In recent years, the phrase “population health” has become an industry buzzword. It’s a concept that involves redefining care delivery to focus on prevention, leading to better health outcomes for specific groups of people. Simply put, it means keeping people healthy.
With the introduction of the Affordable Care Act (ACA) in 2010, new models of care focusing on population health essentially reward providers for keeping their entire patient population healthy, instead of just caring for sick patients. This change to care delivery is referred to as value-based care, with the goal being to deliver value for patients by improving quality and reducing costs. There are numerous actions required to be successful under these new models of care. As providers focus on managing the health of their patient population and delivering value, promoting immunizations is a fundamental step to achieving success.
Countless studies have proven the efficacy of immunizations. Vaccines are known to prevent diseases, which would require complex and costly care if contracted. Center for Disease Control and Prevention (CDC) modeling estimated that vaccinations of children born between 1994 and 2013, a nearly 20 year span, will prevent approximately 322 million illnesses over the course of their lives, and provide subsequent savings of nearly $300 billion in direct costs and $1.38 trillion in total societal costs.
Despite the success of vaccine programs such as Vaccines for Children program (VFC) and significant decreases in outbreaks stemming from vaccine-preventable diseases, more can be done.
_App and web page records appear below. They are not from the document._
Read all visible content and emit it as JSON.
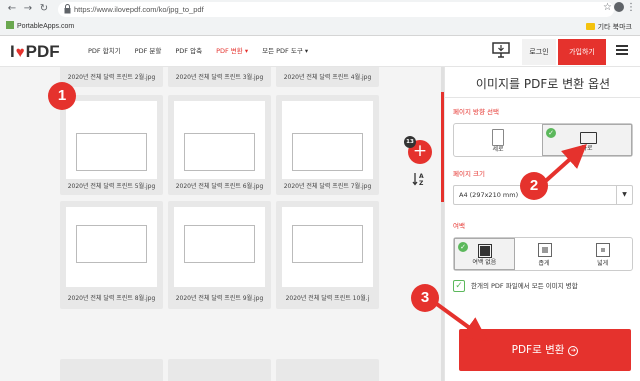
{
  "browser": {
    "url": "https://www.ilovepdf.com/ko/jpg_to_pdf",
    "bookmark_left": "PortableApps.com",
    "bookmark_right": "기타 북마크"
  },
  "header": {
    "logo_left": "I",
    "logo_right": "PDF",
    "nav": [
      "PDF 합치기",
      "PDF 분할",
      "PDF 압축",
      "PDF 변환 ▾",
      "모든 PDF 도구 ▾"
    ],
    "login": "로그인",
    "signup": "가입하기"
  },
  "workspace": {
    "files": [
      "2020년 전체 달력 프린트 2월.jpg",
      "2020년 전체 달력 프린트 3월.jpg",
      "2020년 전체 달력 프린트 4월.jpg",
      "2020년 전체 달력 프린트 5월.jpg",
      "2020년 전체 달력 프린트 6월.jpg",
      "2020년 전체 달력 프린트 7월.jpg",
      "2020년 전체 달력 프린트 8월.jpg",
      "2020년 전체 달력 프린트 9월.jpg",
      "2020년 전체 달력 프린트 10월.j"
    ],
    "file_count": "13",
    "sort_label": "↓A\nZ"
  },
  "annotations": [
    "1",
    "2",
    "3"
  ],
  "panel": {
    "title": "이미지를 PDF로 변환 옵션",
    "orientation_label": "페이지 방향 선택",
    "orientation_options": [
      "세로",
      "가로"
    ],
    "orientation_selected": "가로",
    "page_size_label": "페이지 크기",
    "page_size_value": "A4 (297x210 mm)",
    "margin_label": "여백",
    "margin_options": [
      "여백 없음",
      "좁게",
      "넓게"
    ],
    "margin_selected": "여백 없음",
    "merge_label": "한개의 PDF 파일에서 모든 이미지 병합",
    "merge_checked": true,
    "convert_button": "PDF로 변환"
  },
  "colors": {
    "accent": "#e5322d",
    "check": "#5cb85c"
  }
}
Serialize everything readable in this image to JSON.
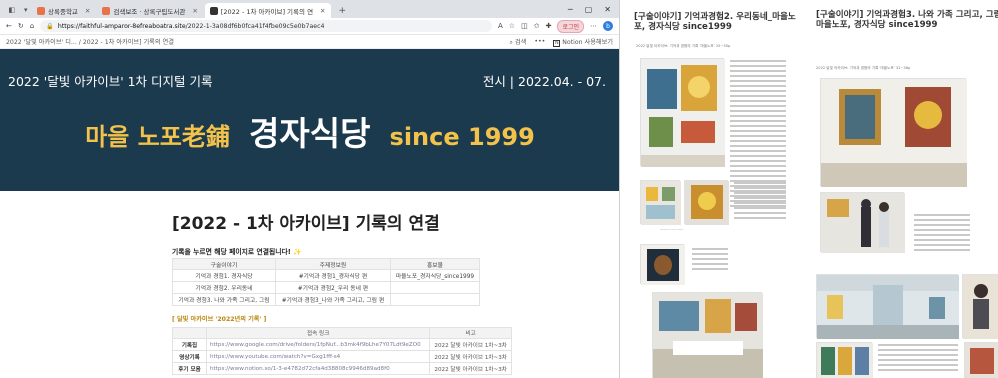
{
  "browser": {
    "tabs": [
      {
        "label": "상록중학교",
        "active": false,
        "color": "#e8734a"
      },
      {
        "label": "검색보조 · 상록구립도서관",
        "active": false,
        "color": "#e8734a"
      },
      {
        "label": "[2022 - 1차 아카이브] 기록의 연",
        "active": true,
        "color": "#333333"
      }
    ],
    "url_host": "https://faithful-amparor-8efreaboatra.site",
    "url_path": "/2022-1-3a08df6b0fca41f4fbe09c5e0b7aec4",
    "profile_label": "로그인",
    "notion_breadcrumb": "2022 '달빛 아카이브' 디... / 2022 - 1차 아카이브] 기록의 연결",
    "notion_search": "검색",
    "notion_more": "•••",
    "notion_open": "Notion 사용해보기"
  },
  "banner": {
    "left": "2022 '달빛 아카이브' 1차 디지털 기록",
    "right": "전시  |  2022.04. - 07.",
    "title_prefix": "마을 노포老鋪",
    "title_main": "경자식당",
    "title_since": "since 1999"
  },
  "page": {
    "heading": "[2022 - 1차 아카이브] 기록의 연결",
    "subnote": "기록을 누르면 해당 페이지로 연결됩니다!",
    "table1": {
      "headers": [
        "구술이야기",
        "주제정보원",
        "홍보물"
      ],
      "rows": [
        [
          "기억과 경험1. 경자식당",
          "#기억과 경험1_경자식당 편",
          "마을노포_경자식당_since1999"
        ],
        [
          "기억과 경험2. 우리동네",
          "#기억과 경험2_우리 동네 편",
          ""
        ],
        [
          "기억과 경험3. 나와 가족 그리고, 그림",
          "#기억과 경험3_나와 가족 그리고, 그림 편",
          ""
        ]
      ]
    },
    "section2": "[ 달빛 아카이브 '2022년의 기록' ]",
    "table2": {
      "headers": [
        "",
        "접속 링크",
        "비고"
      ],
      "rows": [
        {
          "k": "기록집",
          "link": "https://www.google.com/drive/folders/1fpNuf...b3mk4f9bLhe7Y07Ldt9eZO0",
          "note": "2022 달빛 아카이브 1차~3차"
        },
        {
          "k": "영상기록",
          "link": "https://www.youtube.com/watch?v=Gxg1fff-s4",
          "note": "2022 달빛 아카이브 1차~3차"
        },
        {
          "k": "후기 모음",
          "link": "https://www.notion.so/1-3-e4782d72cfa4d38808c9946d89ad8f0",
          "note": "2022 달빛 아카이브 1차~3차"
        }
      ]
    }
  },
  "doc1": {
    "title": "[구술이야기] 기억과경험2. 우리동네_마을노포, 경자식당 since1999",
    "sub": "2022 달빛 아카이브: 기억과 경험의 기록 '마을노포' 25~30p"
  },
  "doc2": {
    "title": "[구술이야기] 기억과경험3. 나와 가족 그리고, 그림_마을노포, 경자식당 since1999",
    "sub": "2022 달빛 아카이브: 기억과 경험의 기록 '마을노포' 31~36p"
  }
}
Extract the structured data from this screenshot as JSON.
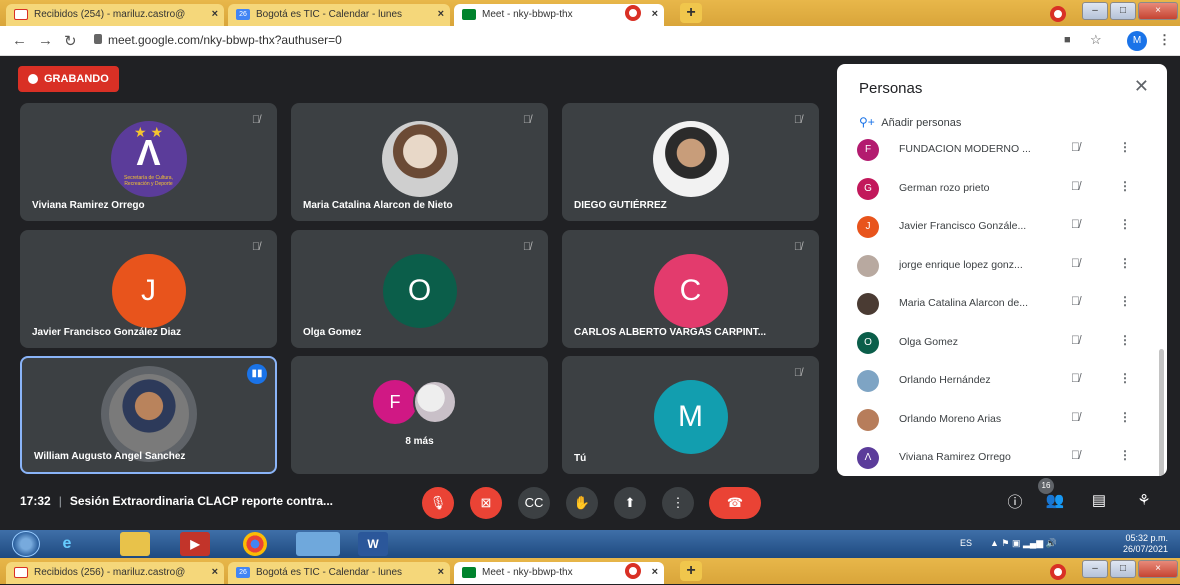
{
  "browser": {
    "tabs": [
      {
        "label": "Recibidos (254) - mariluz.castro@"
      },
      {
        "label": "Bogotá es TIC - Calendar - lunes"
      },
      {
        "label": "Meet - nky-bbwp-thx"
      }
    ],
    "tabs_bottom": [
      {
        "label": "Recibidos (256) - mariluz.castro@"
      },
      {
        "label": "Bogotá es TIC - Calendar - lunes"
      },
      {
        "label": "Meet - nky-bbwp-thx"
      }
    ],
    "url": "meet.google.com/nky-bbwp-thx?authuser=0",
    "profile_initial": "M",
    "calendar_day": "26"
  },
  "meet": {
    "recording_label": "GRABANDO",
    "tiles": [
      {
        "name": "Viviana Ramirez Orrego",
        "logo_letter": "Λ",
        "logo_caption": "Secretaría de Cultura, Recreación y Deporte"
      },
      {
        "name": "Maria Catalina Alarcon de Nieto"
      },
      {
        "name": "DIEGO GUTIÉRREZ"
      },
      {
        "name": "Javier Francisco González Diaz",
        "initial": "J"
      },
      {
        "name": "Olga Gomez",
        "initial": "O"
      },
      {
        "name": "CARLOS ALBERTO VARGAS CARPINT...",
        "initial": "C"
      },
      {
        "name": "William Augusto Angel Sanchez"
      },
      {
        "more_label": "8 más",
        "initial": "F"
      },
      {
        "name": "Tú",
        "initial": "M"
      }
    ],
    "meeting_time": "17:32",
    "meeting_title": "Sesión Extraordinaria CLACP reporte contra...",
    "participants_count": "16"
  },
  "people_panel": {
    "title": "Personas",
    "add_label": "Añadir personas",
    "people": [
      {
        "name": "FUNDACION MODERNO ...",
        "initial": "F",
        "color": "#b31b6f"
      },
      {
        "name": "German rozo prieto",
        "initial": "G",
        "color": "#c2185b"
      },
      {
        "name": "Javier Francisco Gonzále...",
        "initial": "J",
        "color": "#e8541c"
      },
      {
        "name": "jorge enrique lopez gonz...",
        "initial": "",
        "color": "#b8a9a0"
      },
      {
        "name": "Maria Catalina Alarcon de...",
        "initial": "",
        "color": "#4a3b33"
      },
      {
        "name": "Olga Gomez",
        "initial": "O",
        "color": "#0b5e4a"
      },
      {
        "name": "Orlando Hernández",
        "initial": "",
        "color": "#7ea4c4"
      },
      {
        "name": "Orlando Moreno Arias",
        "initial": "",
        "color": "#b77d5b"
      },
      {
        "name": "Viviana Ramirez Orrego",
        "initial": "Λ",
        "color": "#5b3c9a"
      }
    ]
  },
  "taskbar": {
    "lang": "ES",
    "time": "05:32 p.m.",
    "date": "26/07/2021"
  }
}
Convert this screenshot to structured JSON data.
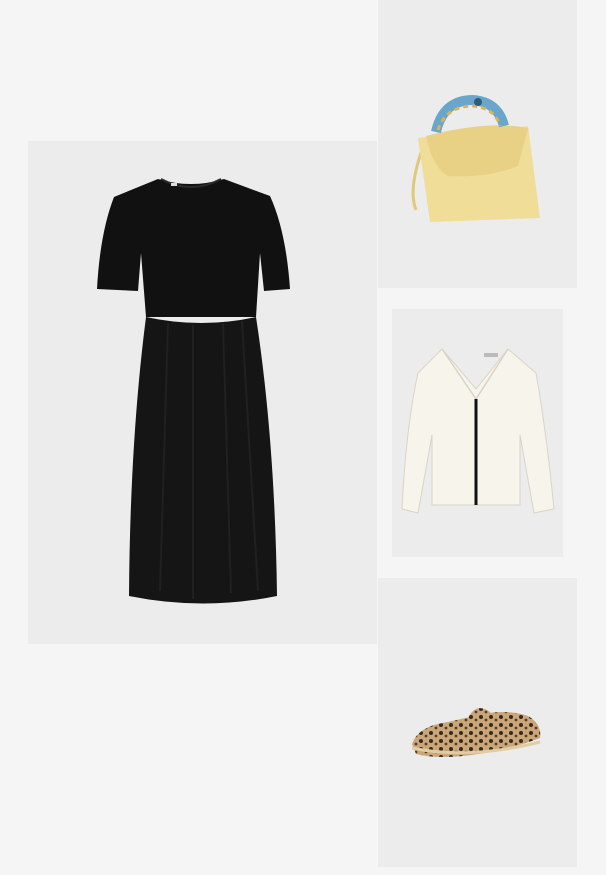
{
  "items": [
    {
      "id": "dress",
      "icon": "black-tshirt-dress",
      "colors": {
        "fill": "#111111",
        "background": "#ececec"
      }
    },
    {
      "id": "bag",
      "icon": "yellow-handbag-scarf-handle",
      "colors": {
        "fill": "#efd98f",
        "accent": "#5fa0c8",
        "background": "#ececec"
      }
    },
    {
      "id": "top",
      "icon": "white-vneck-blouse",
      "colors": {
        "fill": "#f6f3ea",
        "accent": "#111111",
        "background": "#ececec"
      }
    },
    {
      "id": "shoes",
      "icon": "leopard-loafer",
      "colors": {
        "fill": "#c9a77a",
        "accent": "#3a2a1c",
        "background": "#ececec"
      }
    }
  ]
}
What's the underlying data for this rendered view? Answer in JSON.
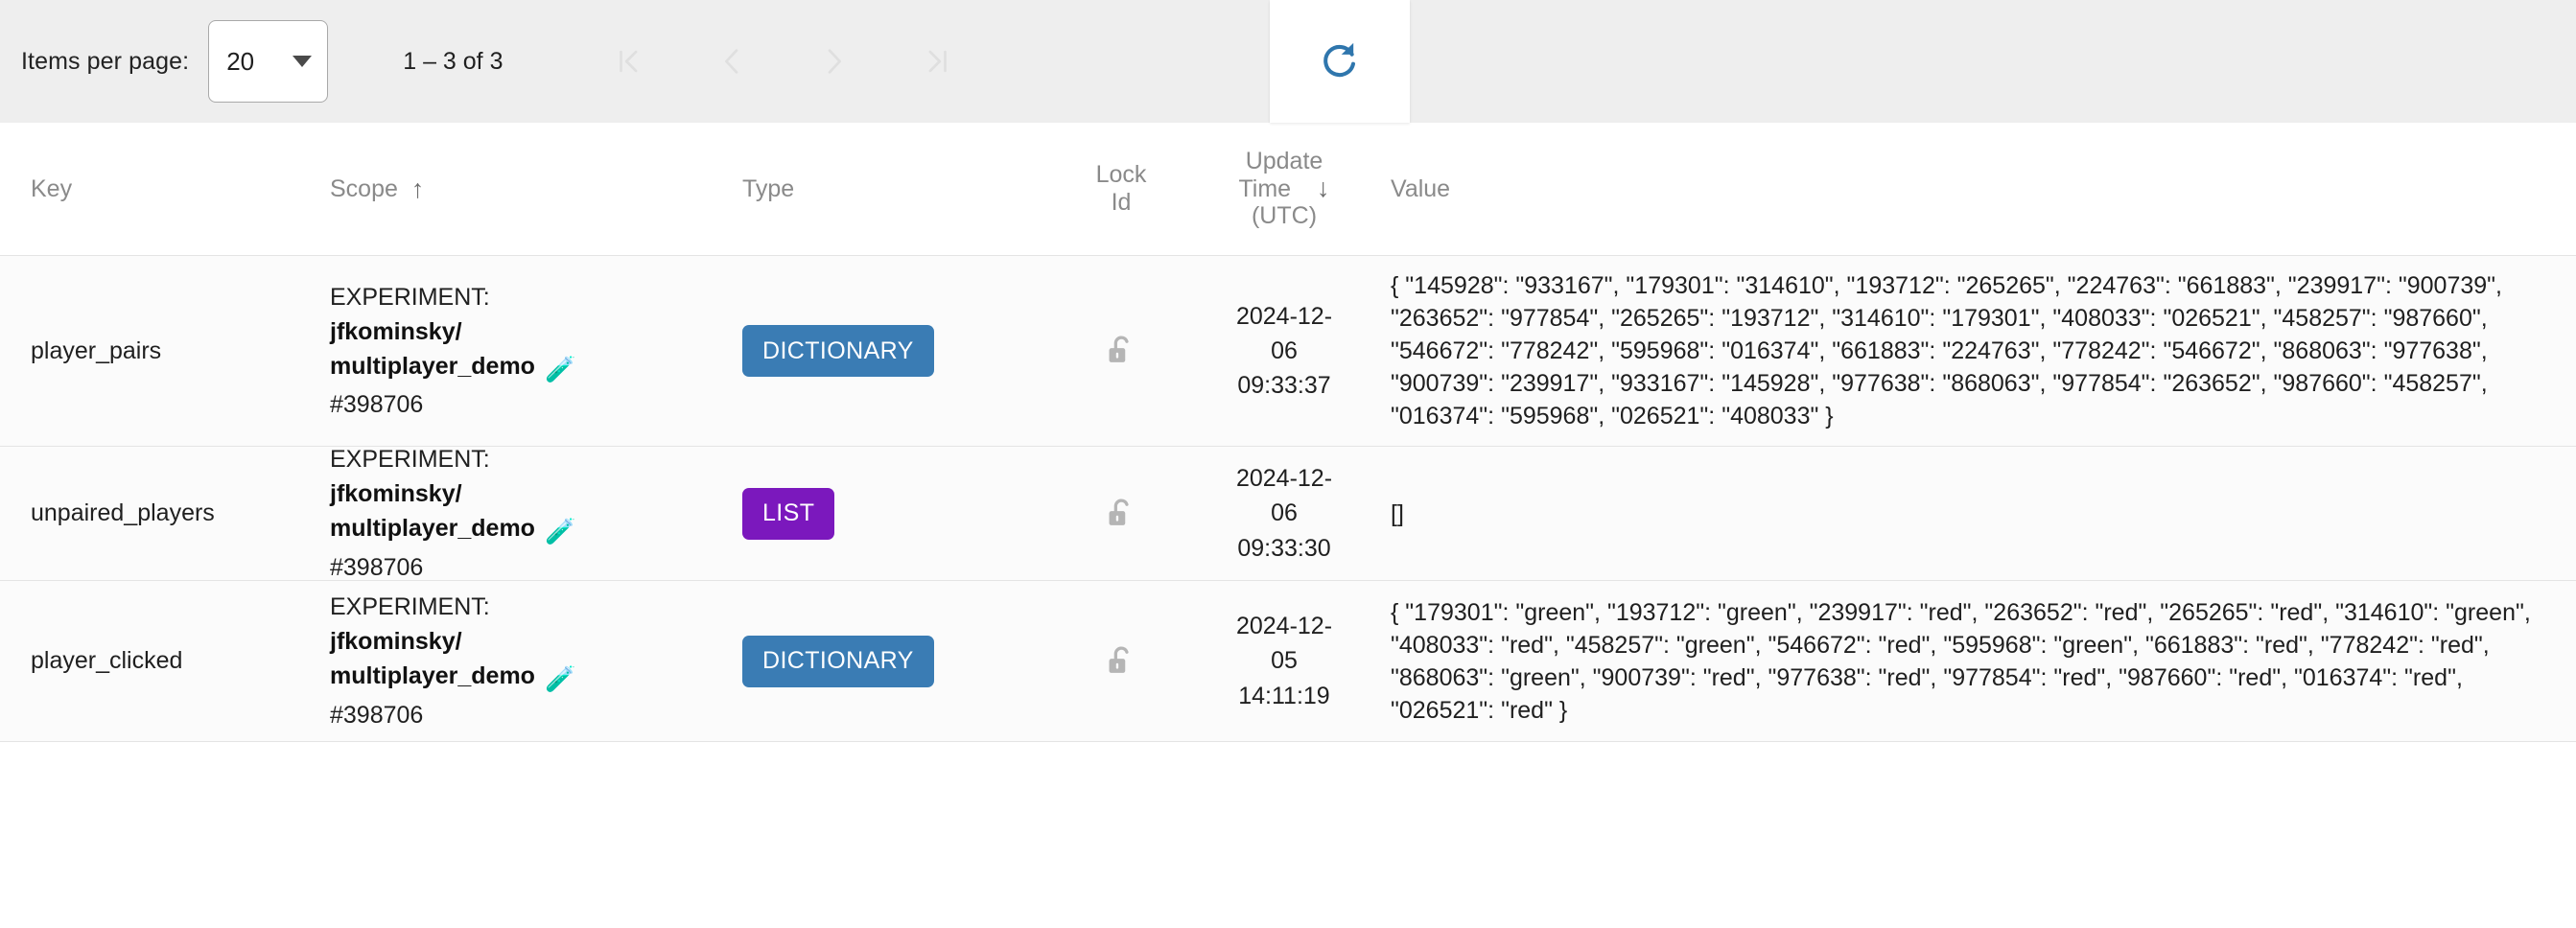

Measles, mumps, whooping cough and other vaccine-preventable diseases are still a concern as immunization rates fall below the herd immunity threshold and more parents choose not to vaccinate their children. And it’s not just children immunizations that need our attention. According to the CDC, vaccination coverage among U.S. adults remains below targeted levels.
The path to improving vaccination rates involves better education and communication, as well as increased access to vaccines. Healthcare organizations can make a difference in this process. As an example, the state of Maine was able to increase immunizations rates in a large part due to the buy-in from MaineHealth, the state’s largest integrated health system. MaineHealth invested in the partnership to confront the state’s low percentage of immunizations, and took action addressing communication, availability and overall understanding of vaccines. The results of the partnership were significant. Collaborative efforts led to an increase in immunization rates from 68 percent to nearly 85 percent in one year, as reported by the CDC.
As health systems and medical practices focus on improving the health of their patient population, addressing immunizations needs to be a top priority. By providing proper education, expanding access and encouraging more patients to receive their scheduled vaccines, organizations can take the first step in succeeding under population health management.